“The killing of Jamal Khashoggi is a truly horrific crime. We are obviously worried about the killing of any human being, but it is particularly worrying to us because this is yet another example of the ability of journalists to do their job being curtailed.”

Trudeau has also condemned the killing, but when asked about the recording earlier this week he offered no clues about how it might have affected his thoughts on the matter.

Andy Blatchford, The Canadian Press


Like us on Facebook and follow us on Twitter.

Just Posted

Okanagan’s oldest mayor shows no sign of slowing down

Mayor James Baker has decades of history in his political career

Support for Penticton shooting victim

A GoFundMe has been started for one of the four people killed April 15

Kelowna man sets personal best at 2019 Boston Marathon

Vik Bains returns from Boston with a sub-3 hour time

Truck crashed and dumped near Predator Ridge

Police are looking for two men in connection with a stolen vehicle

FOODIE FRIDAY: Brodo Kitchen makes special poutine

Brodo Kitchen features homemade comfort food and a spin on Gnocchi, transformed into poutine

Storytelling preserves Secwepemc culture, history in Shuswap

Neskonlith councillor Louis Thomas to share his craft at Word on the Lake Writers’ Fest in Salmon Arm

Flooding, climate change force Quebecers to rethink relationship with water

Compensation for victims of recurring floods limit to 50% of a home’s value, or a maximum of $100,000

Storms blast South, where tornadoes threaten several states

9.7 million people in the Carolinas and Virginia at a moderate risk of severe weather

Private cargo ship brings Easter feast to the space station

There are three Americans two Russians and one Canadian living on the space station

Notre Dame rector: “Computer glitch” possible fire culprit

The fire burned through the lattice of oak beams supporting the monument’s vaulted stone ceiling

Man seriously injured after driving wrong way down B.C. highway

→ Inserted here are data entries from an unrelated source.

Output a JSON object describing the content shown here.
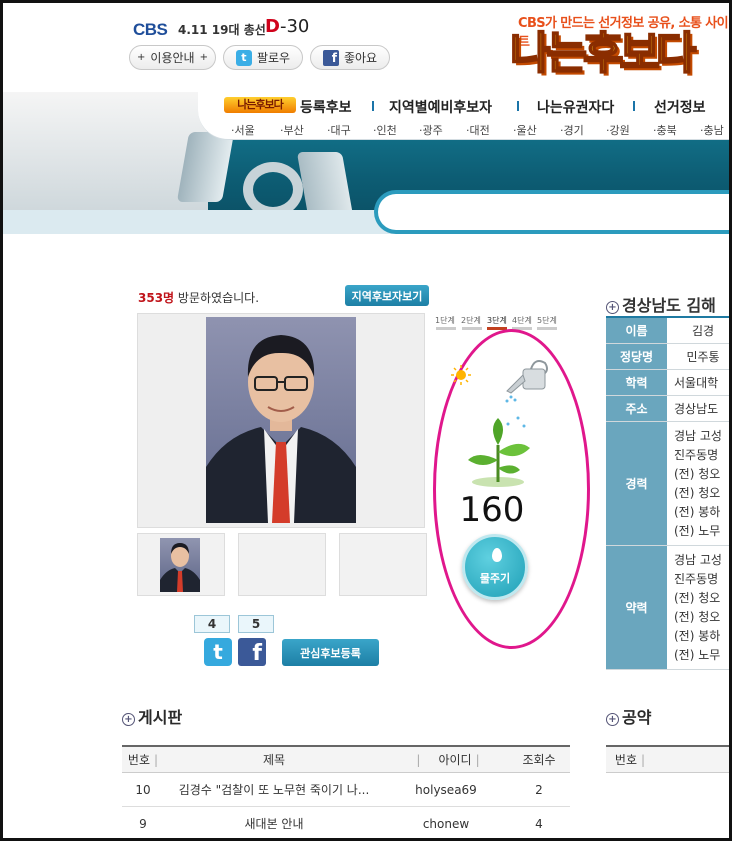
{
  "header": {
    "brand": "CBS",
    "election": "4.11 19대 총선",
    "dday_prefix": "D",
    "dday_value": "-30",
    "slogan": "CBS가 만드는 선거정보 공유, 소통 사이트",
    "logo_text": "나는후보다",
    "buttons": {
      "guide": "이용안내",
      "follow": "팔로우",
      "like": "좋아요"
    }
  },
  "nav": {
    "logo_small": "나는후보다",
    "main": [
      "등록후보",
      "지역별예비후보자",
      "나는유권자다",
      "선거정보"
    ],
    "regions": [
      "서울",
      "부산",
      "대구",
      "인천",
      "광주",
      "대전",
      "울산",
      "경기",
      "강원",
      "충북",
      "충남"
    ]
  },
  "candidate": {
    "visitor_count": "353명",
    "visitor_text": " 방문하였습니다.",
    "region_button": "지역후보자보기",
    "twitter_count": "4",
    "facebook_count": "5",
    "watch_button": "관심후보등록",
    "growth_steps": [
      "1단계",
      "2단계",
      "3단계",
      "4단계",
      "5단계"
    ],
    "active_step": 3,
    "water_count": "160",
    "water_button": "물주기"
  },
  "profile": {
    "title": "경상남도 김해",
    "name_label": "이름",
    "name_value": "김경",
    "party_label": "정당명",
    "party_value": "민주통",
    "edu_label": "학력",
    "edu_value": "서울대학",
    "addr_label": "주소",
    "addr_value": "경상남도",
    "career_label": "경력",
    "career_lines": [
      "경남 고성",
      "진주동명",
      "(전) 청오",
      "(전) 청오",
      "(전) 봉하",
      "(전) 노무"
    ],
    "history_label": "약력",
    "history_lines": [
      "경남 고성",
      "진주동명",
      "(전) 청오",
      "(전) 청오",
      "(전) 봉하",
      "(전) 노무"
    ]
  },
  "board": {
    "title": "게시판",
    "headers": {
      "no": "번호",
      "subject": "제목",
      "id": "아이디",
      "views": "조회수"
    },
    "rows": [
      {
        "no": "10",
        "subject": "김경수 \"검찰이 또 노무현 죽이기 나...",
        "id": "holysea69",
        "views": "2"
      },
      {
        "no": "9",
        "subject": "새대본 안내",
        "id": "chonew",
        "views": "4"
      }
    ]
  },
  "pledge": {
    "title": "공약",
    "header_no": "번호"
  }
}
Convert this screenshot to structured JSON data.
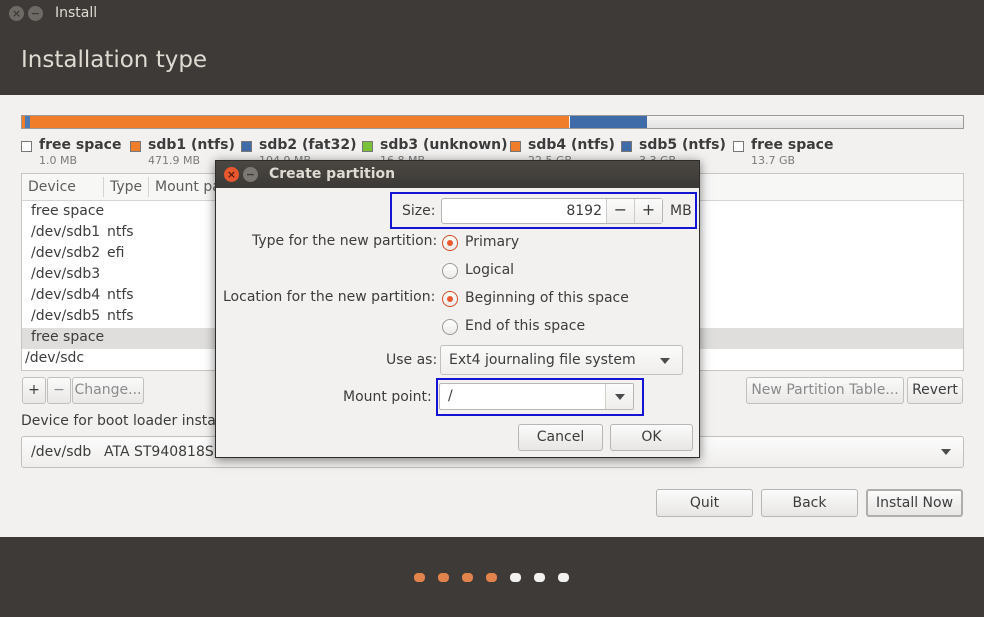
{
  "window": {
    "title": "Install",
    "page_title": "Installation type"
  },
  "partition_bar": [
    {
      "color": "#ef7d2a",
      "frac_start": 0.0,
      "frac_width": 0.003
    },
    {
      "color": "#4e7ab4",
      "frac_start": 0.003,
      "frac_width": 0.006
    },
    {
      "color": "#ef7d2a",
      "frac_start": 0.009,
      "frac_width": 0.573
    },
    {
      "color": "#3f6ca8",
      "frac_start": 0.582,
      "frac_width": 0.082
    }
  ],
  "legend": [
    {
      "name": "free space",
      "size": "1.0 MB",
      "color": "#ffffff"
    },
    {
      "name": "sdb1 (ntfs)",
      "size": "471.9 MB",
      "color": "#ef7d2a"
    },
    {
      "name": "sdb2 (fat32)",
      "size": "104.9 MB",
      "color": "#3f6ca8"
    },
    {
      "name": "sdb3 (unknown)",
      "size": "16.8 MB",
      "color": "#7ac13a"
    },
    {
      "name": "sdb4 (ntfs)",
      "size": "22.5 GB",
      "color": "#ef7d2a"
    },
    {
      "name": "sdb5 (ntfs)",
      "size": "3.3 GB",
      "color": "#3f6ca8"
    },
    {
      "name": "free space",
      "size": "13.7 GB",
      "color": "#ffffff"
    }
  ],
  "table": {
    "headers": [
      "Device",
      "Type",
      "Mount pa"
    ],
    "rows": [
      {
        "device": "free space",
        "type": ""
      },
      {
        "device": "/dev/sdb1",
        "type": "ntfs"
      },
      {
        "device": "/dev/sdb2",
        "type": "efi"
      },
      {
        "device": "/dev/sdb3",
        "type": ""
      },
      {
        "device": "/dev/sdb4",
        "type": "ntfs"
      },
      {
        "device": "/dev/sdb5",
        "type": "ntfs"
      },
      {
        "device": "free space",
        "type": ""
      },
      {
        "device": "/dev/sdc",
        "type": ""
      }
    ]
  },
  "table_buttons": {
    "add": "+",
    "remove": "−",
    "change": "Change...",
    "new_table": "New Partition Table...",
    "revert": "Revert"
  },
  "boot": {
    "label": "Device for boot loader instal",
    "device": "/dev/sdb",
    "model": "ATA ST940818SM"
  },
  "nav": {
    "quit": "Quit",
    "back": "Back",
    "install": "Install Now"
  },
  "progress_dots": [
    {
      "color": "#e2834c"
    },
    {
      "color": "#e2834c"
    },
    {
      "color": "#e2834c"
    },
    {
      "color": "#e2834c"
    },
    {
      "color": "#f2f1f0"
    },
    {
      "color": "#f2f1f0"
    },
    {
      "color": "#f2f1f0"
    }
  ],
  "dialog": {
    "title": "Create partition",
    "size_label": "Size:",
    "size_value": "8192",
    "size_unit": "MB",
    "minus": "−",
    "plus": "+",
    "type_label": "Type for the new partition:",
    "type_primary": "Primary",
    "type_logical": "Logical",
    "location_label": "Location for the new partition:",
    "location_beginning": "Beginning of this space",
    "location_end": "End of this space",
    "use_as_label": "Use as:",
    "use_as_value": "Ext4 journaling file system",
    "mount_label": "Mount point:",
    "mount_value": "/",
    "cancel": "Cancel",
    "ok": "OK"
  }
}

Police say the driver hit a transport truck, then another car after merging from the off-ramp onto highway

Candidates ready for Summerland Blossom Pageant

Royalty pageant will be held at Centre Stage Theatre on May 3 and 4

Shuswap society finds pets often suffer in domestic abuse cases

SPCA, SAFE Society working together to provide shelter for pets of women fleeing abuse

Most Read